In his last years, Weinbach taught a daily Daf Yomi shiur in Kiryat Mattersdorf.[3]

Weinbach was diagnosed with cancer in 2007 but continued to teach, lecture and write even as he underwent treatments.[6] His health deteriorated several months before his death.[6] On December 11, 2012, the same day that a prayer gathering was to be held at Yeshivas Ohr Somayach on his behalf, he died.[1] He was eulogized in the main synagogue in Kiryat Mattersdorf and at Yeshivas Ohr Somayach.[3] He was buried on Har HaMenuchot.[1]

Selected bibliography[edit]

References[edit]

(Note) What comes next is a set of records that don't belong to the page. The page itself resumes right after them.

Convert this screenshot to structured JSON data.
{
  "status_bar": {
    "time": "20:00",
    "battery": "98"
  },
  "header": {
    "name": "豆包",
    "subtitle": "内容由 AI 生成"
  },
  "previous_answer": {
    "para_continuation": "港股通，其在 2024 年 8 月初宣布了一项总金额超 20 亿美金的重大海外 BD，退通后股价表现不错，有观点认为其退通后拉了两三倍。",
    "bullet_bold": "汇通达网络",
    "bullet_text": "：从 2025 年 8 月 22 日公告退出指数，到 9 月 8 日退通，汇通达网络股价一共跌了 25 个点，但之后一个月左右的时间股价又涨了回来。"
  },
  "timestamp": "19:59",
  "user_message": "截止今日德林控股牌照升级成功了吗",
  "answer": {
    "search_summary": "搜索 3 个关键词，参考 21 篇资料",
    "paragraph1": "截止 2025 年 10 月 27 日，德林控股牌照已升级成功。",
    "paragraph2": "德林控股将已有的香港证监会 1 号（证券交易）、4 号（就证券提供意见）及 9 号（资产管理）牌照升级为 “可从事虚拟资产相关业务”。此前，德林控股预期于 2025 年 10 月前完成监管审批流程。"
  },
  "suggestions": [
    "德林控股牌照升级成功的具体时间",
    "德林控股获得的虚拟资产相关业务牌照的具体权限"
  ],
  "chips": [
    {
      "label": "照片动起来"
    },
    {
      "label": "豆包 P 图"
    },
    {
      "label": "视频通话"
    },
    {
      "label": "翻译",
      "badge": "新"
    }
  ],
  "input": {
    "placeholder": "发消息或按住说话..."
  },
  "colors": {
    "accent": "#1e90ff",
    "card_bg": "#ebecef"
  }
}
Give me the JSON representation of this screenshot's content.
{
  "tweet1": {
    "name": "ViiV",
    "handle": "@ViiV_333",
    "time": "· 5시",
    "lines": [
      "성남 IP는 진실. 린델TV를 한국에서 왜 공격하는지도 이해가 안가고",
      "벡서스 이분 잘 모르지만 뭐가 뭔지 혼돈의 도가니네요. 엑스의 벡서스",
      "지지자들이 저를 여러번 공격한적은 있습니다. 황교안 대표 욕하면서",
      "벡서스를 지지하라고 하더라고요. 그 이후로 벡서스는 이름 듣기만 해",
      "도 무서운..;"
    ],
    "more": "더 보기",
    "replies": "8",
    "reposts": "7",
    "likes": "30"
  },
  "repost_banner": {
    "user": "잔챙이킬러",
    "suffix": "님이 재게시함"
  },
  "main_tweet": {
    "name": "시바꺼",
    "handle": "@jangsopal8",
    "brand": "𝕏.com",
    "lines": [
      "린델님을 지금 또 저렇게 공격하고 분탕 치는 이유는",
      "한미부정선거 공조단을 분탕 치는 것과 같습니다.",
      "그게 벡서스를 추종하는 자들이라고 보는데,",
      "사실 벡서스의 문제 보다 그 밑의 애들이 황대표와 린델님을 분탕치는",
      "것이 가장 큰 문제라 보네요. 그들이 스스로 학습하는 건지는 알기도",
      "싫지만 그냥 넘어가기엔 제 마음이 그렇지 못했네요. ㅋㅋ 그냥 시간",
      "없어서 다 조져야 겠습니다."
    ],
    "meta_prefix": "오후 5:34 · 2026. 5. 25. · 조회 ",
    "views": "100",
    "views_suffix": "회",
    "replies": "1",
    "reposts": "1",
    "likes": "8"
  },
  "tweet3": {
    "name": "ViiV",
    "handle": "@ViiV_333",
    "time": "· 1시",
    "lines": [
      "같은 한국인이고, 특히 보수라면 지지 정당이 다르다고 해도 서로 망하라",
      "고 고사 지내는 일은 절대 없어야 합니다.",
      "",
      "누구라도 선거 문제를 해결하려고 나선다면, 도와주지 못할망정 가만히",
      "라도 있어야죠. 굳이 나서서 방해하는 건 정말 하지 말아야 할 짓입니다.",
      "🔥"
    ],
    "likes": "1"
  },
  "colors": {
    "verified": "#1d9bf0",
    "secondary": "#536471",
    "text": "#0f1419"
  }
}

  1. ^ a b c Klein, Asher (11 December 2012). "הַמַּחֲזִיר בִּתְשׁוּבָה: הגאון רבי מנדל וינבך זצ"ל הלך לעולמו" [The One Who Brought Others Back to Judaism: HaGaon Rabbi Mendel Weinbach, zt"l, Has Passed Away] (in Hebrew). jdn.co.il. Retrieved 17 December 2012. 
  2. ^ a b c d e f g h Marks, Yehudah. "Harav Mendel Weinbach, zt"l, Rosh Yeshivas Ohr Somayach". Hamodia, 13 December 2012, p. A20.
  3. ^ a b c d e f g h i j k l m n o p q Sever, Yechiel (13 December 2012). "NEWS: HaRav Mendel Weinbach zt"l". Dei'ah VeDibur. Retrieved 16 December 2012. 
  4. ^ "Hertz Family Foundation Announces $1.5 Million In Grants Made to Yeshiva Ohr Somayach in Jerusalem". PR Web. 5 November 2009. Retrieved 13 January 2011. 
  5. ^ Hoffman, Rabbi Yair (3 December 2009). "The ArtScroll Revolution: 5TJT Interviews Rabbi Nosson Scherman". Five Towns Jewish Times. Retrieved 13 January 2011. 
  6. ^ a b c d e f g h i j k Heimowitz, Rabbi Yehuda. "The Long Short Road: How Rav Mendel Weinbach ztz"l led thousands on the journey of a lifetime". Mishpacha, December 19, 2012, pp. 50–59.
  7. ^ a b c d Wolpin, Nisson. "Memories from a Boyhood Chaburah". Hamodia Israel News, January 3, 2013, p. 21.
  8. ^ "Meet the Staff: Rabbi Mendel Weinbach". Jewish Learning Exchange. Retrieved 13 January 2011. 
  9. ^ a b c d Hoffman, Dovid (12 December 2012). "Rav Mendel Weinbach zt"l". Yated Ne'eman. Retrieved 16 December 2012. 
  10. ^ Weinbach, Sheindel. "I was Number 43". Hamodia Features, 8 January 2009, p. C2.
  11. ^ Donn, Rabbi Yochanan. "Conscience of the Lost Jews: Harav Yisroel Noah Weinberg, zt"l". Hamodia. Retrieved 13 January 2011. 
  12. ^ a b "Today's Yahrtzeits and History – 11 Shevat". matzav.com. 26 January 2010. Retrieved 15 January 2011. 
  13. ^ "Did You Know That #16". Ohr Somayach International. 1 March 2003. Retrieved 13 January 2011. 
  14. ^ Rosenblum, Yonoson. "Rav Mendel Weinbach ztz"l: Personal Memories". Mishpacha, December 19, 2012, pp. 18–19.
  15. ^ Schiller, Mordechai. "Still Crying Because It Hurts". Hamodia Israel News, January 3, 2013, pp. A20–21.

External links[edit]